WHAT YOU SHOULD DO | Report each line of the entries below that includes "true".

DATA RECORDS |
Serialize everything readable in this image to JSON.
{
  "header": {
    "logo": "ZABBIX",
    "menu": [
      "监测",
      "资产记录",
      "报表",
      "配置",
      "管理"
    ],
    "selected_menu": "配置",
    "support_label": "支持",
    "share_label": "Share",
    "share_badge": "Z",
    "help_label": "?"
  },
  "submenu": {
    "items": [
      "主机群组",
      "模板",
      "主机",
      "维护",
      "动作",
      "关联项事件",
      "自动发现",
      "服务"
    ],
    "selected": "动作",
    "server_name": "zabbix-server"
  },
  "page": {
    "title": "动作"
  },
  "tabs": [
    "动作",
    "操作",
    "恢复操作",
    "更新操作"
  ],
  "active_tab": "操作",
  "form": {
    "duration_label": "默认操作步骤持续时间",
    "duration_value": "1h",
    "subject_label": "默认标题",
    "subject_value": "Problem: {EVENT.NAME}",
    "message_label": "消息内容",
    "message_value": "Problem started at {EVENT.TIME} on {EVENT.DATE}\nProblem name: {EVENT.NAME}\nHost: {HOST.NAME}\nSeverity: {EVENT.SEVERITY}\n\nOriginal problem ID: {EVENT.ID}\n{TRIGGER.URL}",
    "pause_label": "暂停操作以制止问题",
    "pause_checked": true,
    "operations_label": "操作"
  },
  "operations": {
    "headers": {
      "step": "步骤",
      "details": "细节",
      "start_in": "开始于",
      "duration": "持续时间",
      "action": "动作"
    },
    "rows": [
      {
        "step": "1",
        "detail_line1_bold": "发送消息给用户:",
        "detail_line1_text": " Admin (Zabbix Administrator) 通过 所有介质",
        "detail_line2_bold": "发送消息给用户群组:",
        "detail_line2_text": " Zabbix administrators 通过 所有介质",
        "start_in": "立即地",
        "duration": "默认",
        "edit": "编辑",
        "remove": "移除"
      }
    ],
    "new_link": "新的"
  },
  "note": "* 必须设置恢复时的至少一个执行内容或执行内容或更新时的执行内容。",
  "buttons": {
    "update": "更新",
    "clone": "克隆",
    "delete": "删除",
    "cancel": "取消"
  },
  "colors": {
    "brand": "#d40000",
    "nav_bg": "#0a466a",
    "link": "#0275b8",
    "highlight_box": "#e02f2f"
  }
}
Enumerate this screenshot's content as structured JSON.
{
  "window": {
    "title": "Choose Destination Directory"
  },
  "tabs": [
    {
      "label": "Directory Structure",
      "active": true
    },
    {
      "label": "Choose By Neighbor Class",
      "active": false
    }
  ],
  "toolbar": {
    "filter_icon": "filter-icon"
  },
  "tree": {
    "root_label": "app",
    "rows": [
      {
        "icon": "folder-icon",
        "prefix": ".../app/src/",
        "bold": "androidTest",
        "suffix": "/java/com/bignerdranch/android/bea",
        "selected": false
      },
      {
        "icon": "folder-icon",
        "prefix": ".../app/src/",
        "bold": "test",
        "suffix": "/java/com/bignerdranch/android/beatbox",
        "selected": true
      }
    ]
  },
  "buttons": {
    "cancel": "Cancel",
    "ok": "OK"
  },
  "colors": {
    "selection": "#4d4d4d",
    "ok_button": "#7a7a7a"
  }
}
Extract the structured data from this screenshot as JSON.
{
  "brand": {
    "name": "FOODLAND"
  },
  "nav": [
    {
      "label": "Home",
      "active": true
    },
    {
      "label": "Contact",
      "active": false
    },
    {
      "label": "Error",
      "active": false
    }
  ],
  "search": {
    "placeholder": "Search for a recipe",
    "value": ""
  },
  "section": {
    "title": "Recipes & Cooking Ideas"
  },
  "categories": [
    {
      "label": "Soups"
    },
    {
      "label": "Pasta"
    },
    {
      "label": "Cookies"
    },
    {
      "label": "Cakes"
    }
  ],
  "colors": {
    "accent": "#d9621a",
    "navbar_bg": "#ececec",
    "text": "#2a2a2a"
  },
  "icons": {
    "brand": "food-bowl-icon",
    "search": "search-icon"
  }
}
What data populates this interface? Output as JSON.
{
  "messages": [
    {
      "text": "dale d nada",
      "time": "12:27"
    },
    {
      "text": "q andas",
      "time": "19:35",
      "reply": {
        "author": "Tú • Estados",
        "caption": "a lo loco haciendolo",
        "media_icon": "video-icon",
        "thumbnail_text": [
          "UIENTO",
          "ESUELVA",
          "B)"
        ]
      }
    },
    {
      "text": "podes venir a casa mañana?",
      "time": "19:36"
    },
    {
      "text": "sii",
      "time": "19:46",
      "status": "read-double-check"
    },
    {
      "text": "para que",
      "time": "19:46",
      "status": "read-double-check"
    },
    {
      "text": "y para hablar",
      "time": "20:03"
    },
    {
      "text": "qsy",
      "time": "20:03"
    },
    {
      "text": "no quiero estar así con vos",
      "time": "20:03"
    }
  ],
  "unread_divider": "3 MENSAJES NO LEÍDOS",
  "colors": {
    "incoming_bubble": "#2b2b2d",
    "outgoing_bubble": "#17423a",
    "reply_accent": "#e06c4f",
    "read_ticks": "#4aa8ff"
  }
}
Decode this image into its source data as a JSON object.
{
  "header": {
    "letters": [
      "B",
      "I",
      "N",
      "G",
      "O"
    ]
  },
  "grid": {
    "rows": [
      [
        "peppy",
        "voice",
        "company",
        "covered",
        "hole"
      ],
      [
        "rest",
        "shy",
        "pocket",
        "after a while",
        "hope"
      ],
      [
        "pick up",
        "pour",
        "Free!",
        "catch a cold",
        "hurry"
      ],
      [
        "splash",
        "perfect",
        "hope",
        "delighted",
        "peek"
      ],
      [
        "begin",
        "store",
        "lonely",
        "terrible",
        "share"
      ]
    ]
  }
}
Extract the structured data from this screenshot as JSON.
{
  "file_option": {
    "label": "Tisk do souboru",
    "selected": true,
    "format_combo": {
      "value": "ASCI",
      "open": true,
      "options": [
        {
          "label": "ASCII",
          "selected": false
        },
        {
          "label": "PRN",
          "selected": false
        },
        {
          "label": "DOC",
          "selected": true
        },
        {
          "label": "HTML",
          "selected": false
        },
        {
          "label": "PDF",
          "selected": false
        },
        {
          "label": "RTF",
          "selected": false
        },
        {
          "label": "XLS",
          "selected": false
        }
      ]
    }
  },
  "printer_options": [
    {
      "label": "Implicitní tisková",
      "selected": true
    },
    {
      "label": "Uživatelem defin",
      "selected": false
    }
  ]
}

WRITTEN REPLY |
    "pause_checked": true,
      "active": true
        "selected": true
      "active": true
    "selected": true,
      "open": true,
          "selected": true
      "selected": true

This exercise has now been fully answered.